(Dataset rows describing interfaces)

########

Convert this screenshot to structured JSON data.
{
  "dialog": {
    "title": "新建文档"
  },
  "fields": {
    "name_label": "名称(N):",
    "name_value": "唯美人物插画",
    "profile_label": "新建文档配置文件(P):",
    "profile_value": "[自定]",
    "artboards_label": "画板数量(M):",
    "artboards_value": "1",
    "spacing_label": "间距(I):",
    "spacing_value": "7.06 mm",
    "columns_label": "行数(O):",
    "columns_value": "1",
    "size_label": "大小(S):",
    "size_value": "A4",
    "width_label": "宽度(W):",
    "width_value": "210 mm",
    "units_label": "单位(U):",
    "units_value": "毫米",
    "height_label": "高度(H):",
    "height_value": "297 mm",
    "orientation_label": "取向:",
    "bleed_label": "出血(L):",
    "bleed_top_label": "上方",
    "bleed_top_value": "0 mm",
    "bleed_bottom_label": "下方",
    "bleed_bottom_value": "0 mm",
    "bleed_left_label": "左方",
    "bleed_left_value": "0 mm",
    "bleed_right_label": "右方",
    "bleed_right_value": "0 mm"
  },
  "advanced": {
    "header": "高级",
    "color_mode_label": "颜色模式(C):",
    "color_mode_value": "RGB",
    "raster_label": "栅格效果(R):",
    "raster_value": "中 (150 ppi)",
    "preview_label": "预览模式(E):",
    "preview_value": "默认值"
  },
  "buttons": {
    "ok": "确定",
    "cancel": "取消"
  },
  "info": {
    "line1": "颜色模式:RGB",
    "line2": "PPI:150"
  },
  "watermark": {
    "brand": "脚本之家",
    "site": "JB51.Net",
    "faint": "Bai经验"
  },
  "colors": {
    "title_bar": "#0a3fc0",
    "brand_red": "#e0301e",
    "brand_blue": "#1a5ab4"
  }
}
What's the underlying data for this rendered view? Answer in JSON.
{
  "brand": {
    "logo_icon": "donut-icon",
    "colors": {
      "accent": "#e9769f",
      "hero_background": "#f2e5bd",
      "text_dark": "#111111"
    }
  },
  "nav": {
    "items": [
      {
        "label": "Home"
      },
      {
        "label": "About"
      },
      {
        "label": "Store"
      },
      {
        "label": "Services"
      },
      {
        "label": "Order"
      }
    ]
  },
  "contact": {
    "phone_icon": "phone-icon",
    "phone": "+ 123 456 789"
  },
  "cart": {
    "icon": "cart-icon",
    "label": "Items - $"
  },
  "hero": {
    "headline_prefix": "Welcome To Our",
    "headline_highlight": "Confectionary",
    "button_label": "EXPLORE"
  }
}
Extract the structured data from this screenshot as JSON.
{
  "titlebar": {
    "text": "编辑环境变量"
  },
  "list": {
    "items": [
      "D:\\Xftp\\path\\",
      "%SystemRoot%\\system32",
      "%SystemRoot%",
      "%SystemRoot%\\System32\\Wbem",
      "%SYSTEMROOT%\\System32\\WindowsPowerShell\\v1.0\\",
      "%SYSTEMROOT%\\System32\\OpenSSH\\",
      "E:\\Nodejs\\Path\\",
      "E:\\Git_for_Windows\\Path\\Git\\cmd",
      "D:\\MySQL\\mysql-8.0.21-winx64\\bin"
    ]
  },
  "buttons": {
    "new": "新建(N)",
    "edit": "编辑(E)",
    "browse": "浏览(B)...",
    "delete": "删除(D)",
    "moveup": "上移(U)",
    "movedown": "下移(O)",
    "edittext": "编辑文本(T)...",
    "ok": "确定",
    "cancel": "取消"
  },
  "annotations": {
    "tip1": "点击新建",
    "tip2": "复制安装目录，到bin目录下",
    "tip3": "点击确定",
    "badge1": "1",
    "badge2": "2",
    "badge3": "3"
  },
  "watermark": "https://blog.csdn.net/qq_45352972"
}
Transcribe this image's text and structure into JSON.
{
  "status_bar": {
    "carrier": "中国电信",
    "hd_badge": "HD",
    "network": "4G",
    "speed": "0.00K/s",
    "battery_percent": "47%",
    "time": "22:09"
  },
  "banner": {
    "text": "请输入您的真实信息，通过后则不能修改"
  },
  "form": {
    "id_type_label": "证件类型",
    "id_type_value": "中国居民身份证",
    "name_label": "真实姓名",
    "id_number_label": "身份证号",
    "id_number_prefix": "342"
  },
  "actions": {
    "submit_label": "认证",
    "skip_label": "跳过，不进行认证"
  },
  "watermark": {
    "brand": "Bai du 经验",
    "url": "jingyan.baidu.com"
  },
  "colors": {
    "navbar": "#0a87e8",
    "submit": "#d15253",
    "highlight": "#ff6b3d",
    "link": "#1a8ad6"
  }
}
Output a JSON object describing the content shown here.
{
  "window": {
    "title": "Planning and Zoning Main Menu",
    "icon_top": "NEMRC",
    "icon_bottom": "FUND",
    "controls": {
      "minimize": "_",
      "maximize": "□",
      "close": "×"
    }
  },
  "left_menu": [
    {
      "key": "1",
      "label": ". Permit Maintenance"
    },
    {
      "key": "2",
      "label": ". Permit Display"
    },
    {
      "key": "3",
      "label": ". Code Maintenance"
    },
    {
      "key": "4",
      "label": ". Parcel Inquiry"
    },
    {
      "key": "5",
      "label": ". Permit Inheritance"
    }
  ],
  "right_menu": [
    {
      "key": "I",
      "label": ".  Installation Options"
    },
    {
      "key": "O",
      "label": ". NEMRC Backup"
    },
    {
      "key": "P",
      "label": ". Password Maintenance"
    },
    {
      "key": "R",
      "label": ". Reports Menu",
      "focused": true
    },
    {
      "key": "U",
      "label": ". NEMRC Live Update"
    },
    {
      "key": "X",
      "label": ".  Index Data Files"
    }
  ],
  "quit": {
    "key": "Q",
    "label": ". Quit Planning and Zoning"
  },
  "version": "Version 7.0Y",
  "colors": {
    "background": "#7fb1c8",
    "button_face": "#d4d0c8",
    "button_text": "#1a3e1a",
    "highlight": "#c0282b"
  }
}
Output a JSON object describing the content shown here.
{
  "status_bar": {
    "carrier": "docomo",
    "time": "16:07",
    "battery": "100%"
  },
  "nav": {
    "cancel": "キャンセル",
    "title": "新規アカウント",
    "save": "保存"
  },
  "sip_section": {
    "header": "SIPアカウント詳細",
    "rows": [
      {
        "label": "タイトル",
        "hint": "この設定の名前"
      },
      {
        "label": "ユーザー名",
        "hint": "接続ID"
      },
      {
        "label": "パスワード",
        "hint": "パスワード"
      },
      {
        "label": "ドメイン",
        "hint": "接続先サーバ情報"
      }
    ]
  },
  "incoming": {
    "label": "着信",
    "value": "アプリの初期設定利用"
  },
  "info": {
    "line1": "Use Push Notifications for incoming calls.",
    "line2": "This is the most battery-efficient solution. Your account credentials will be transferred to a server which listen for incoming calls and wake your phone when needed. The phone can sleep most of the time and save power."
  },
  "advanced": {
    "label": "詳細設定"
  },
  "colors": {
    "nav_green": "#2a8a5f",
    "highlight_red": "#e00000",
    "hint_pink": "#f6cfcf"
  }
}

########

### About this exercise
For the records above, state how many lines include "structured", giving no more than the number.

### Result of this exercise
2